» **REQUIRED ACTION**:
Within the material below, how many lines contain the word "duration"? Give that number only.

-------- TASK INPUTS

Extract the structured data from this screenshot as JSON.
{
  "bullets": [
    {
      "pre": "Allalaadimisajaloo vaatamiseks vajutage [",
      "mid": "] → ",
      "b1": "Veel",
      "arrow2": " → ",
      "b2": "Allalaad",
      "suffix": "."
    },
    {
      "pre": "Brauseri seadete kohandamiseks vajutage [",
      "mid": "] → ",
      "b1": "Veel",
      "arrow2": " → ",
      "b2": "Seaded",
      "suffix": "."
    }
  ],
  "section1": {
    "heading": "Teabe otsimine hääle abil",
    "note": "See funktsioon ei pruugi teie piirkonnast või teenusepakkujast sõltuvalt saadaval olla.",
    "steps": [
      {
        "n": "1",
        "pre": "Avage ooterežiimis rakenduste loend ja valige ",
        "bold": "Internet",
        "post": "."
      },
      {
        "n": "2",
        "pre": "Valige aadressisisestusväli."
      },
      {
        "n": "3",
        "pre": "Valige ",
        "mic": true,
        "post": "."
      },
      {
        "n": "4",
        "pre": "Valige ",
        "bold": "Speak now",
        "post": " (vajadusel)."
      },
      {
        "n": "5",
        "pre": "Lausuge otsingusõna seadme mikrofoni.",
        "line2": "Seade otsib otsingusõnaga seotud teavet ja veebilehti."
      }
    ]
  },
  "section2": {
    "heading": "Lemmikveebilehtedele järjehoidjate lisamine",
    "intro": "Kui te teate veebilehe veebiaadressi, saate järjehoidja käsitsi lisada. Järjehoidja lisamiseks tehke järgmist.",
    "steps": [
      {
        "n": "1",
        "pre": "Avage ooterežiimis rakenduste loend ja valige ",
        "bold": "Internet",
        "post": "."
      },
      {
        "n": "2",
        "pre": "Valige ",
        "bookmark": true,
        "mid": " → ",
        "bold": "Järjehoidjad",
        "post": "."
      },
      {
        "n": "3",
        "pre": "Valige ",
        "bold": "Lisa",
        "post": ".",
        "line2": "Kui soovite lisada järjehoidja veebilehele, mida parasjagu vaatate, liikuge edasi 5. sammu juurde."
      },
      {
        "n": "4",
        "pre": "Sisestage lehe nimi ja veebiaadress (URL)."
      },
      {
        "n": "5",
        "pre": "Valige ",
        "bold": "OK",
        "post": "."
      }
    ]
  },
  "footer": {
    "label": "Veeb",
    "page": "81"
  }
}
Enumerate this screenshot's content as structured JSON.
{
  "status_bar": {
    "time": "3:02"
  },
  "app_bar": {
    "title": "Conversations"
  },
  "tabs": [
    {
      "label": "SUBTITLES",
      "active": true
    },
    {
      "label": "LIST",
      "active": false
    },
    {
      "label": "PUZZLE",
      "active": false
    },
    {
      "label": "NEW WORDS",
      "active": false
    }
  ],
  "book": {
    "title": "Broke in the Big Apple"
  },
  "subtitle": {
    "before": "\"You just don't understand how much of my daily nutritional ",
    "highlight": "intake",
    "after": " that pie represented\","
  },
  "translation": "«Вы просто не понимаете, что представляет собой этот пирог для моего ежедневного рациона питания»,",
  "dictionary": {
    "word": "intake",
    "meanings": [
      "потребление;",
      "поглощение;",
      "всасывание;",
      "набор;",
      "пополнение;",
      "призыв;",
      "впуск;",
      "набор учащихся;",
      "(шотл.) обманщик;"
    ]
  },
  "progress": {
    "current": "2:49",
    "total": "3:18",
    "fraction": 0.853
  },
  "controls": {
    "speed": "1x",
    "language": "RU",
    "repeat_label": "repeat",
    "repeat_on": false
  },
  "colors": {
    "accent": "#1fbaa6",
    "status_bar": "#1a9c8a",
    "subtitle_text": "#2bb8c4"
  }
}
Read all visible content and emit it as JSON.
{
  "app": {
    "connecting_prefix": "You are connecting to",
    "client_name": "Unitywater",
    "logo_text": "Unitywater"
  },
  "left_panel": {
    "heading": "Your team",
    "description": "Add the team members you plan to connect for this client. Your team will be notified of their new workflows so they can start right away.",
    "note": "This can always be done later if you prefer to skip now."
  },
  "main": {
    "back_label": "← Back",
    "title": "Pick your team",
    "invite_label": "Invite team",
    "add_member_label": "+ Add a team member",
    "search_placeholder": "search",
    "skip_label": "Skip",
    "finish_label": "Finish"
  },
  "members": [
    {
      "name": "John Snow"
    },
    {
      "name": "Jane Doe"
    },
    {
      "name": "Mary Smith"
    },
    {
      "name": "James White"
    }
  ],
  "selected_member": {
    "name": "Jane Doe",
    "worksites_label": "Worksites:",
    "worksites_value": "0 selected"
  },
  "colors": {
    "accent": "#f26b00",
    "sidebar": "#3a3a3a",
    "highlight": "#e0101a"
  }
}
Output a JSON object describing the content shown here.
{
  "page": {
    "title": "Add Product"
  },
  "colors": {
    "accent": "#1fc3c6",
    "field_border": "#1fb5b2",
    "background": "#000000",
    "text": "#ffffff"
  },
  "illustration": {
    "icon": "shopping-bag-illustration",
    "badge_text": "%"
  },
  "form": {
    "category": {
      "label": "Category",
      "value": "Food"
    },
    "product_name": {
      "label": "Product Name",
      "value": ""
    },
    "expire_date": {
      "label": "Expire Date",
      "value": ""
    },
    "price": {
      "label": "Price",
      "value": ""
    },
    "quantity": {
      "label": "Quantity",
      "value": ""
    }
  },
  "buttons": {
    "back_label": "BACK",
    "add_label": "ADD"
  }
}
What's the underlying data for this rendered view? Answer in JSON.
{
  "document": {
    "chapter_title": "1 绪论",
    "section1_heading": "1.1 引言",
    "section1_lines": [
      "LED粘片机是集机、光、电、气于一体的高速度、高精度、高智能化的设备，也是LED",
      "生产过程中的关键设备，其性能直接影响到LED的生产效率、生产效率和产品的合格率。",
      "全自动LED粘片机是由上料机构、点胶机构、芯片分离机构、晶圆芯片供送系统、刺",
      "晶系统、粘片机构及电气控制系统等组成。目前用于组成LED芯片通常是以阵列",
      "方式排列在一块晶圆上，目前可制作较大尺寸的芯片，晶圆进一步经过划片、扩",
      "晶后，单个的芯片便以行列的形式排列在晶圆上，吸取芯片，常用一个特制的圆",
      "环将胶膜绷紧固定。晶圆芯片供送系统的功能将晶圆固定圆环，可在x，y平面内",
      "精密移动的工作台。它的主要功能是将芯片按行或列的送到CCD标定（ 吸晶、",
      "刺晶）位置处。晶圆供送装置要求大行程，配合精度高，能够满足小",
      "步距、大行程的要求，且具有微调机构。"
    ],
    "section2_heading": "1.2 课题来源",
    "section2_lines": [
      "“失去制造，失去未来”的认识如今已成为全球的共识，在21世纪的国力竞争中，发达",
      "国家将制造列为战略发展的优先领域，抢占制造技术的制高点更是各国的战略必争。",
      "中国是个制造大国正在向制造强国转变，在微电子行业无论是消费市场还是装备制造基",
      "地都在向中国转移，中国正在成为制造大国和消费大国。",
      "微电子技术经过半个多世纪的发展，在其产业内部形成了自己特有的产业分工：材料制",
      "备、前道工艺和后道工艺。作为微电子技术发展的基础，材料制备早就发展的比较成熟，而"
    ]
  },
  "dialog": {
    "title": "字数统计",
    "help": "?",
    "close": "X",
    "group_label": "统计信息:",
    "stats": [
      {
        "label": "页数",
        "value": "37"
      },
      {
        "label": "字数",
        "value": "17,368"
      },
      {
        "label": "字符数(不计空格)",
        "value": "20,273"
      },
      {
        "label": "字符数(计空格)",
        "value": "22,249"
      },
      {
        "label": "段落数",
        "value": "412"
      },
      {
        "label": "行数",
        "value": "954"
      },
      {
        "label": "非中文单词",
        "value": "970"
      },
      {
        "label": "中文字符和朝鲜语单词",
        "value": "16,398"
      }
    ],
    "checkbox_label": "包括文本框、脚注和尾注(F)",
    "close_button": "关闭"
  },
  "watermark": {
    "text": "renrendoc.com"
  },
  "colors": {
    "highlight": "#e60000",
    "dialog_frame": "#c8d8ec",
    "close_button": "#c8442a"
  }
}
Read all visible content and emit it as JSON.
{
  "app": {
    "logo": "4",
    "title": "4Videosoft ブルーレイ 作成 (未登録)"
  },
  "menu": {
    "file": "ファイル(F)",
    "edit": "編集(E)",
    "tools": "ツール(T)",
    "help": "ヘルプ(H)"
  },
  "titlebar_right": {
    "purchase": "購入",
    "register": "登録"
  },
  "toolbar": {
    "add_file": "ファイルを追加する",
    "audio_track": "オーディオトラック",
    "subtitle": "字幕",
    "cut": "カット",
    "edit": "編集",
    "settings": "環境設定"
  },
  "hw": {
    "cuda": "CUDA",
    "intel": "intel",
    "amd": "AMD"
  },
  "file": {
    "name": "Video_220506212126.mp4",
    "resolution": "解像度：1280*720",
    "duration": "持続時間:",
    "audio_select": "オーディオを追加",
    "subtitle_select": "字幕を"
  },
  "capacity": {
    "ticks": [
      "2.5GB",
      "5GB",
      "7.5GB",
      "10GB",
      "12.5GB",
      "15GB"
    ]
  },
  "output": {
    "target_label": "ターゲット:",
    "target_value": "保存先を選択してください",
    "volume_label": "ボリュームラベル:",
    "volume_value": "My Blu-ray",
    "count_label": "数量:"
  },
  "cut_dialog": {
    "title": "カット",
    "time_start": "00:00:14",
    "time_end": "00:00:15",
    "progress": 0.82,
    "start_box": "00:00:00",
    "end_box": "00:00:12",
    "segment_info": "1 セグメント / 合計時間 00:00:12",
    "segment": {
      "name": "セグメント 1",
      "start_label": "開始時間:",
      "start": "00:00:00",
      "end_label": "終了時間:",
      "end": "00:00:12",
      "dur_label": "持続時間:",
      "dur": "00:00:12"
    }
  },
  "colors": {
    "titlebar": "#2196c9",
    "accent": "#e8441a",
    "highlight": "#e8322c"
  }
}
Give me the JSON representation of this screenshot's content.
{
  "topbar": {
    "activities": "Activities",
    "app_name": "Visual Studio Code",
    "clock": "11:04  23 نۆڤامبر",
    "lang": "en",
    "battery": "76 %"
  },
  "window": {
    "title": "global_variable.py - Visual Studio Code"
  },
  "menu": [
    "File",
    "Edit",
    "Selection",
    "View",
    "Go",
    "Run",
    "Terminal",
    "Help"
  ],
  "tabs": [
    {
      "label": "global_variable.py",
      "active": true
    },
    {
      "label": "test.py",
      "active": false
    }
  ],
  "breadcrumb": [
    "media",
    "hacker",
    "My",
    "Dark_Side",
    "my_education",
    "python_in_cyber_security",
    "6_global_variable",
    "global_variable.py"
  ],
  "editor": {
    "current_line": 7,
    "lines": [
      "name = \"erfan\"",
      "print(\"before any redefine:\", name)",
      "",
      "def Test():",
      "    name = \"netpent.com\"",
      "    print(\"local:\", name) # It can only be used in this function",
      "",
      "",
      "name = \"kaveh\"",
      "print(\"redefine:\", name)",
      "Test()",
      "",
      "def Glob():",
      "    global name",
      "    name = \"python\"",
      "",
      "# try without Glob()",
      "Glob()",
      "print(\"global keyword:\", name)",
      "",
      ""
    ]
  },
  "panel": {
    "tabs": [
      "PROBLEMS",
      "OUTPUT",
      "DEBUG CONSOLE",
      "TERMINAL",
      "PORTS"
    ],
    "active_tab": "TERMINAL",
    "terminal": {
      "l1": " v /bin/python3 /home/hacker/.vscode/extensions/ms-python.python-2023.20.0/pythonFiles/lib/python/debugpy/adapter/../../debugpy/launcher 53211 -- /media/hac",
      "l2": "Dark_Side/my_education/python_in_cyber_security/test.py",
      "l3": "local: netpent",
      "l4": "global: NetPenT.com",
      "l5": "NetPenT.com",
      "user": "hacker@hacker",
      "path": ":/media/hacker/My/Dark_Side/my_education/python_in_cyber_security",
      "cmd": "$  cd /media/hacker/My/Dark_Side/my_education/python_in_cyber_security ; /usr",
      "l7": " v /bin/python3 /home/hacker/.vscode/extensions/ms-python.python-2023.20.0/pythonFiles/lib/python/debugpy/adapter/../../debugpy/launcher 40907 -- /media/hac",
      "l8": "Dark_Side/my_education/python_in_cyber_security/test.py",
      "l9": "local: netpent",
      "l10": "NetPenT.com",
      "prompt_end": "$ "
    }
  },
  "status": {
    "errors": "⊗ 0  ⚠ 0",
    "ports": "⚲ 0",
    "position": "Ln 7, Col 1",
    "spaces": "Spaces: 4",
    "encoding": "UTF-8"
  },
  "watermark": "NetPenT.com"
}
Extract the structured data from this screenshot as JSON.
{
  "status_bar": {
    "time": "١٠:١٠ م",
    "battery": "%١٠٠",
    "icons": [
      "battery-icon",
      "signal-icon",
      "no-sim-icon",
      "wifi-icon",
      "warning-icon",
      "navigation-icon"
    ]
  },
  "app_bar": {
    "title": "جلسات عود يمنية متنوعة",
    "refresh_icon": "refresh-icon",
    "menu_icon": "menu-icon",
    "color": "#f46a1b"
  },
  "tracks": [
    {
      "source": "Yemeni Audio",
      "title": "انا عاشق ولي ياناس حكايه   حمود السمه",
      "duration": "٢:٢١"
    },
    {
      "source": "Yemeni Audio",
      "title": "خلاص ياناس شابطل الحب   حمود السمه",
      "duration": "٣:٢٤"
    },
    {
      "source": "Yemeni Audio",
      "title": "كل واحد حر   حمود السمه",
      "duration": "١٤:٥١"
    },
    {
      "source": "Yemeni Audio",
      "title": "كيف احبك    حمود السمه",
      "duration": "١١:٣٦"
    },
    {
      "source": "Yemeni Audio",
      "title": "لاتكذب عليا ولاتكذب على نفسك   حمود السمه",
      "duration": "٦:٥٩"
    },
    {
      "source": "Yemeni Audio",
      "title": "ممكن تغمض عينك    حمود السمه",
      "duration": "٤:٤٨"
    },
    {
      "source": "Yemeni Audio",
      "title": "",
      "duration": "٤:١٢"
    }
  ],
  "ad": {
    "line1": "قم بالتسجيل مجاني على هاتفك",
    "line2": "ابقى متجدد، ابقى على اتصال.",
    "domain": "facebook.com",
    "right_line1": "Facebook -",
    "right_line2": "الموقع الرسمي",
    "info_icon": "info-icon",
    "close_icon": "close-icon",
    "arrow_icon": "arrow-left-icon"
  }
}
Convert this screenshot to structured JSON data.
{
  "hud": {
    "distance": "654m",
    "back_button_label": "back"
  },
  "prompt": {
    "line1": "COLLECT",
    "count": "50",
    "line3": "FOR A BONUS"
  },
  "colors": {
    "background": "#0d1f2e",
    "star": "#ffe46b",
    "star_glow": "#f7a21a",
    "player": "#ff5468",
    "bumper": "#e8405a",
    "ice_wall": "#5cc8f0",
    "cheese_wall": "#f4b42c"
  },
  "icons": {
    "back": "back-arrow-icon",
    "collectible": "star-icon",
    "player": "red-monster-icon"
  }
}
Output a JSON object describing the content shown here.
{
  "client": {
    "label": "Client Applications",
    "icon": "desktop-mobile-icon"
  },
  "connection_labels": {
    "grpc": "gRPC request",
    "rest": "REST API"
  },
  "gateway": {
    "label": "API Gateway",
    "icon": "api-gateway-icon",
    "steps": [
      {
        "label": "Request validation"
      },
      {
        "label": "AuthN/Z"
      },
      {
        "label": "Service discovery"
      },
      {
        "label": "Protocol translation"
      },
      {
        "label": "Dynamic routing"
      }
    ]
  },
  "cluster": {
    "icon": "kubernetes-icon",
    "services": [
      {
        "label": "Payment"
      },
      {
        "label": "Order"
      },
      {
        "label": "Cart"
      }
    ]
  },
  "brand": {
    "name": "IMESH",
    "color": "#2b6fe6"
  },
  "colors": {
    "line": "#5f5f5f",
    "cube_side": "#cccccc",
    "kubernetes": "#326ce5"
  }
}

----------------

» **OUTPUT OF THE TASK**:
8